The industry is changing, but both wholesalers and their attorneys need to be aware that their contractual demands will not work for vendors, or even the courts.  The fact that wholesalers are awarded distribution rights for free, and that they are protected with federal and state statues, written with input from wholesalers, yet the wholesalers still slants contracts.

Unfortunately, there are no mulligans when it comes to beer contracts…..

 Posted by at 6:00 am
Jan 172017

swinckelsIt will be a couple of months before the final 2016 numbers on both shipments and depletions are announced, however, we do have the 11 months of import shipments to review.  While the industry buzz is about the slow-down in the grow rate for crafts, the numbers indicate that imports are surging at an increasing rate.

No doubt, we all are aware of the remarkable growth of the Mexican beers.  In fact, both Constellation Brands and the Heineken Mexican beers are accelerating in sales.  The growth we are seeing in a number of European countries is quite interesting.

Thru November, German beers are up +30%, followed by the Irish up +20%.  Several countries are still negative, including the Netherlands down -7%; Belgium down -8%; and at the bottom, the UK down -27%.  Canada is also slow at -19%.

Part of this trend must be attributed to the growth of the high end, but, why all of sudden, is there a surge in imports?  With the exception of Stella, imports from Europe have not had much success in decades. So why now?

Past posts have discussed decisions made by successful European brewers who, mostly due to the exchange rate, reduced or eliminated their U.S. business model during the early 2000s.  Now with a change of administrations and a different U.S. monetary policy, the exchange rate with the Euro is almost one to one.  The breweries that left, now want to come back.

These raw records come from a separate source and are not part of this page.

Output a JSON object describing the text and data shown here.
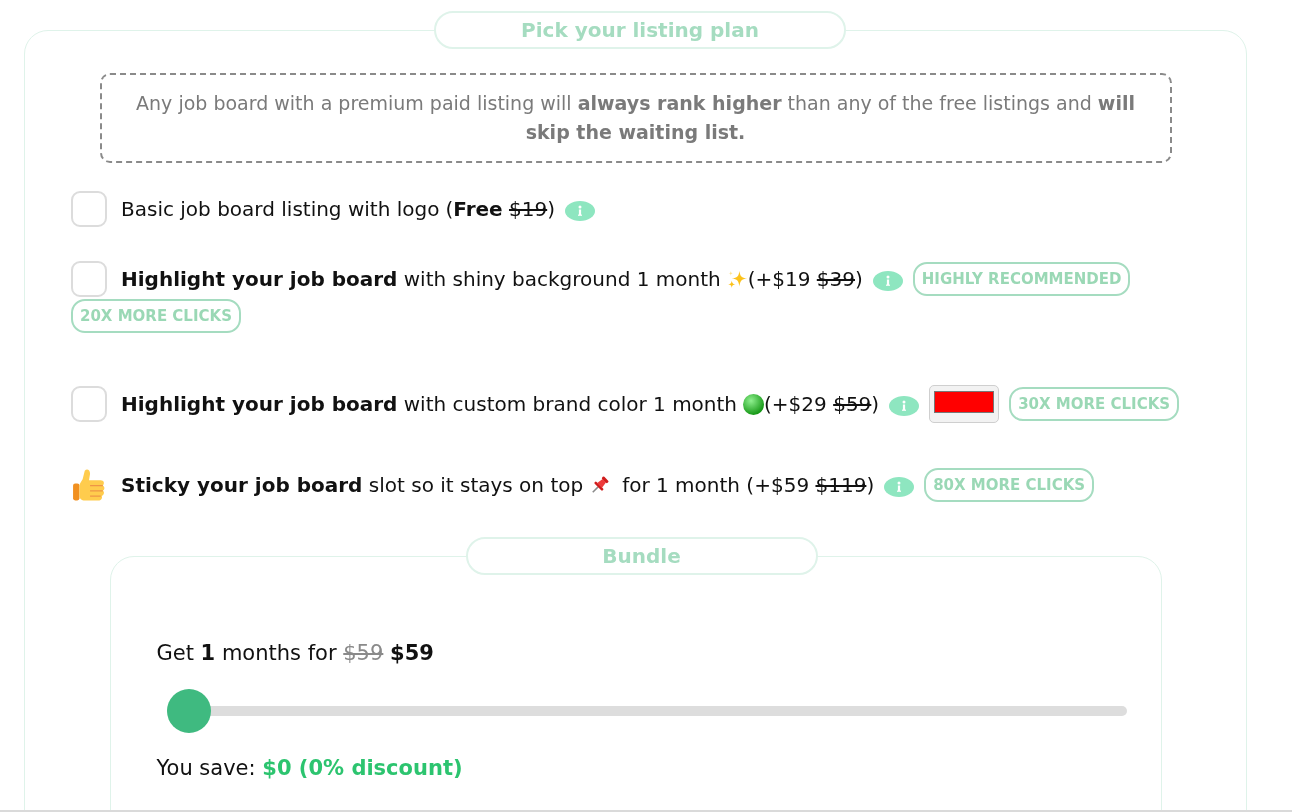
{
  "plan": {
    "title": "Pick your listing plan",
    "notice": "Any job board with a premium paid listing will **always rank higher** than any of the free listings and **will skip the waiting list.**",
    "options": [
      {
        "kind": "checkbox",
        "checked": false,
        "label": "Basic job board listing with logo",
        "tail": "(**Free**",
        "old_price": "$19",
        "tail_end": ")"
      },
      {
        "kind": "checkbox",
        "checked": false,
        "label": "**Highlight your job board** with shiny background 1 month",
        "tail": "(+$19",
        "old_price": "$39",
        "tail_end": ")",
        "badges": [
          "HIGHLY RECOMMENDED",
          "20X MORE CLICKS"
        ]
      },
      {
        "kind": "checkbox",
        "checked": false,
        "label": "**Highlight your job board** with custom brand color 1 month",
        "tail": "(+$29",
        "old_price": "$59",
        "tail_end": ")",
        "color_picker": {
          "color": "#ff0000"
        },
        "badges": [
          "30X MORE CLICKS"
        ]
      },
      {
        "kind": "fixed",
        "label": "**Sticky your job board** slot so it stays on top",
        "tail": "for 1 month (+$59",
        "old_price": "$119",
        "tail_end": ")",
        "badges": [
          "80X MORE CLICKS"
        ]
      }
    ]
  },
  "bundle": {
    "title": "Bundle",
    "summary": "Get **1** months for",
    "old_price": "$59",
    "price": "$59",
    "slider": {
      "level": 0
    },
    "savings_label": "You save:",
    "savings": "$0 (0% discount)"
  }
}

The personification might be Bavaria.  Bavaria, just over 10 years ago, was a very successful importer.  They had their own importing agency and shipped over 100K HLs. per year.  Their three largest states were New Jersey, Florida and Texas. Considering that Bavaria might have been the first popular priced import, with a pricing model $2.00 per six-pack under Heineken.  Bavaria had set their standards to be placed in the well next to Heineken.  It worked.

Because of this model, Bavaria’s sales skewed to 99% off-premise.  They basically had almost no on- premise business.  They shipped no kegs.  As the Euro grew stronger, because of their pricing, Bavaria had to increase front-line pricing to offset the exchange rates.  The consumer no longer saw any value in buying Bavaria as the beer’s price edged closer to that of Heineken.

With declining sales, Bavaria closed their U.S. importer and assigned rights to a California importer.  For all practical purposes, Bavaria disappeared…until now.

The owner of Bavaria, Swinckel’s, has recently purchased the U.S. importer Latis Imports.  Obviously this purchase is to reestablish Swinckel’s beer sales and grow them in the U.S.  You can almost be assured that someday Bavaria will be part of Latis Imports, along with Swinckel’s and Holandia.

If the exchange rate drops lower than one to one in favor of the dollar, expect a return to the 1980s when European and Canadian imports invested heavily in the U.S.  This time, however, with the high-end segment growing and expanding, the importers will not back out.  This expansion could put a damper on the craft segment with the millennials.  Only time will tell.

It makes one wonder where a brand like Bavaria would be today had the Swinkel’s not pulled out years ago?  Experience is simple, it is the name we give our mistakes….


 Posted by at 6:00 am